WHAT TO PRODUCE
Reproduce every entry that follows word for word, but omit the images.

------------------------------

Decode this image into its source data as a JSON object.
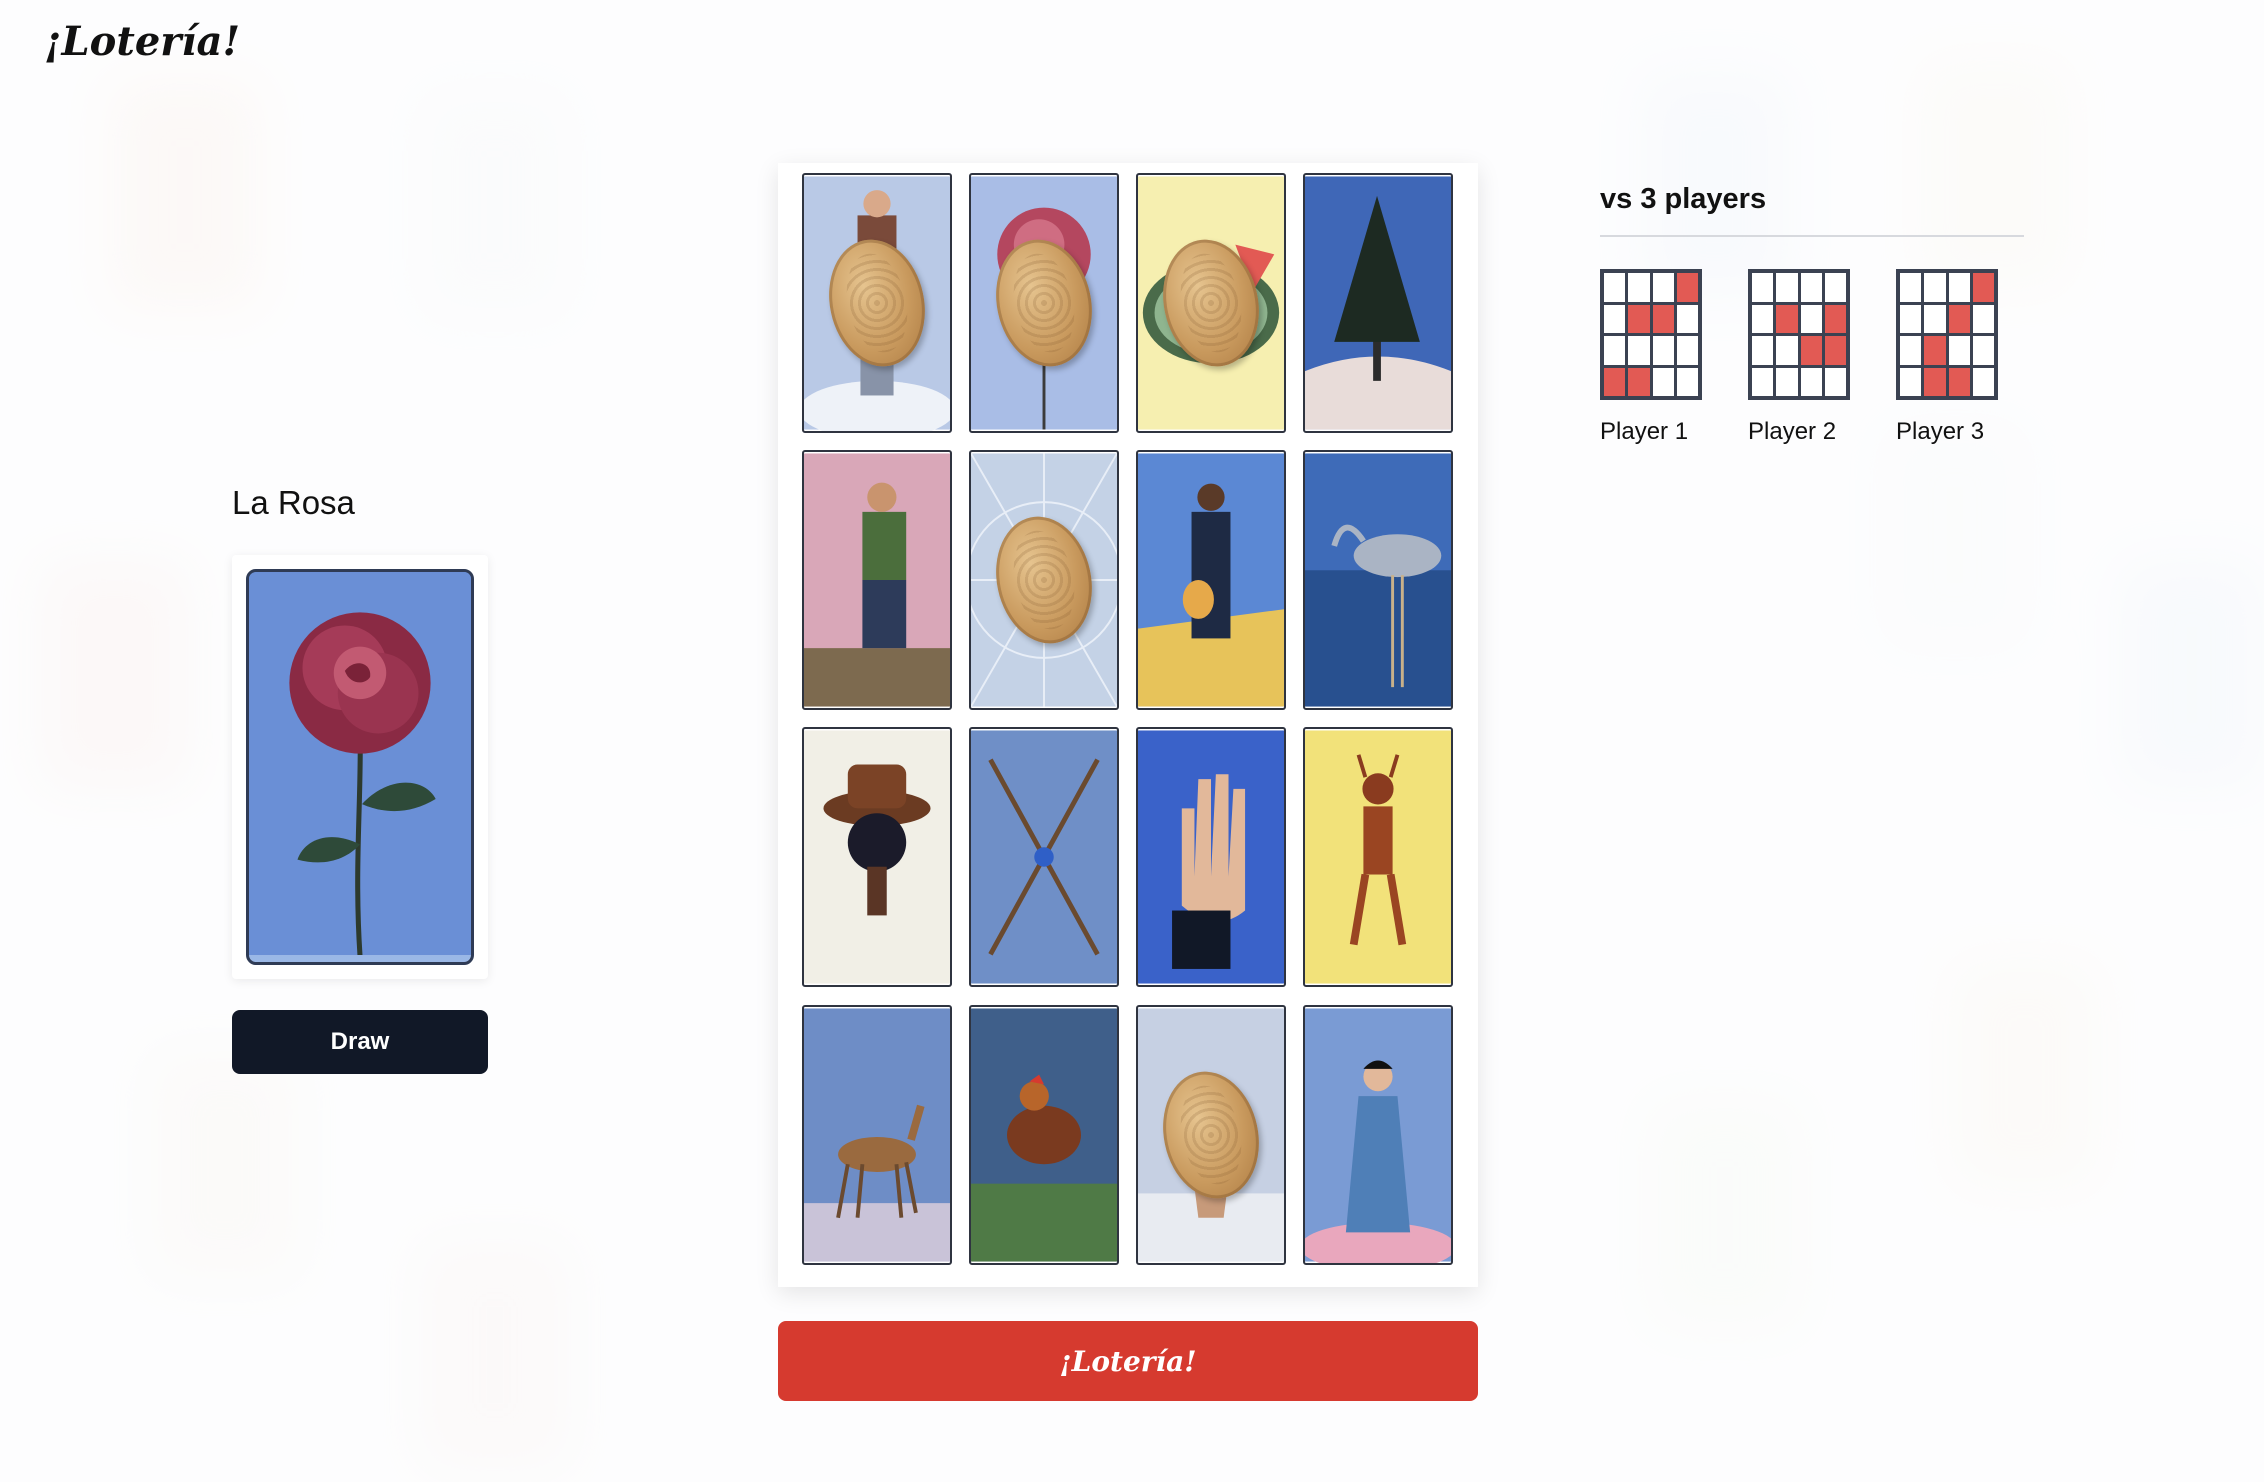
{
  "app": {
    "logo": "¡Lotería!"
  },
  "called_card": {
    "name": "La Rosa",
    "image": "rose-card"
  },
  "draw_button": {
    "label": "Draw"
  },
  "board": {
    "cards": [
      {
        "image": "man-in-clouds-card",
        "marked": true
      },
      {
        "image": "rose-card",
        "marked": true
      },
      {
        "image": "watermelon-card",
        "marked": true
      },
      {
        "image": "pine-tree-card",
        "marked": false
      },
      {
        "image": "drunk-man-card",
        "marked": false
      },
      {
        "image": "spider-web-card",
        "marked": true
      },
      {
        "image": "musician-card",
        "marked": false
      },
      {
        "image": "heron-card",
        "marked": false
      },
      {
        "image": "hat-card",
        "marked": false
      },
      {
        "image": "arrows-card",
        "marked": false
      },
      {
        "image": "hand-card",
        "marked": false
      },
      {
        "image": "devil-card",
        "marked": false
      },
      {
        "image": "deer-card",
        "marked": false
      },
      {
        "image": "rooster-card",
        "marked": false
      },
      {
        "image": "flowerpot-card",
        "marked": true
      },
      {
        "image": "lady-card",
        "marked": false
      }
    ]
  },
  "loteria_button": {
    "label": "¡Lotería!"
  },
  "opponents": {
    "title": "vs 3 players",
    "players": [
      {
        "name": "Player 1",
        "marks": [
          0,
          0,
          0,
          1,
          0,
          1,
          1,
          0,
          0,
          0,
          0,
          0,
          1,
          1,
          0,
          0
        ]
      },
      {
        "name": "Player 2",
        "marks": [
          0,
          0,
          0,
          0,
          0,
          1,
          0,
          1,
          0,
          0,
          1,
          1,
          0,
          0,
          0,
          0
        ]
      },
      {
        "name": "Player 3",
        "marks": [
          0,
          0,
          0,
          1,
          0,
          0,
          1,
          0,
          0,
          1,
          0,
          0,
          0,
          1,
          1,
          0
        ]
      }
    ]
  },
  "colors": {
    "accent": "#d63a2f",
    "dark_button": "#111827",
    "mark": "#e25a54"
  }
}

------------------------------

RESPONSE AREA
Decode this image into its source data as a JSON object.
{
  "app": {
    "logo": "¡Lotería!"
  },
  "called_card": {
    "name": "La Rosa",
    "image": "rose-card"
  },
  "draw_button": {
    "label": "Draw"
  },
  "board": {
    "cards": [
      {
        "image": "man-in-clouds-card",
        "marked": true
      },
      {
        "image": "rose-card",
        "marked": true
      },
      {
        "image": "watermelon-card",
        "marked": true
      },
      {
        "image": "pine-tree-card",
        "marked": false
      },
      {
        "image": "drunk-man-card",
        "marked": false
      },
      {
        "image": "spider-web-card",
        "marked": true
      },
      {
        "image": "musician-card",
        "marked": false
      },
      {
        "image": "heron-card",
        "marked": false
      },
      {
        "image": "hat-card",
        "marked": false
      },
      {
        "image": "arrows-card",
        "marked": false
      },
      {
        "image": "hand-card",
        "marked": false
      },
      {
        "image": "devil-card",
        "marked": false
      },
      {
        "image": "deer-card",
        "marked": false
      },
      {
        "image": "rooster-card",
        "marked": false
      },
      {
        "image": "flowerpot-card",
        "marked": true
      },
      {
        "image": "lady-card",
        "marked": false
      }
    ]
  },
  "loteria_button": {
    "label": "¡Lotería!"
  },
  "opponents": {
    "title": "vs 3 players",
    "players": [
      {
        "name": "Player 1",
        "marks": [
          0,
          0,
          0,
          1,
          0,
          1,
          1,
          0,
          0,
          0,
          0,
          0,
          1,
          1,
          0,
          0
        ]
      },
      {
        "name": "Player 2",
        "marks": [
          0,
          0,
          0,
          0,
          0,
          1,
          0,
          1,
          0,
          0,
          1,
          1,
          0,
          0,
          0,
          0
        ]
      },
      {
        "name": "Player 3",
        "marks": [
          0,
          0,
          0,
          1,
          0,
          0,
          1,
          0,
          0,
          1,
          0,
          0,
          0,
          1,
          1,
          0
        ]
      }
    ]
  },
  "colors": {
    "accent": "#d63a2f",
    "dark_button": "#111827",
    "mark": "#e25a54"
  }
}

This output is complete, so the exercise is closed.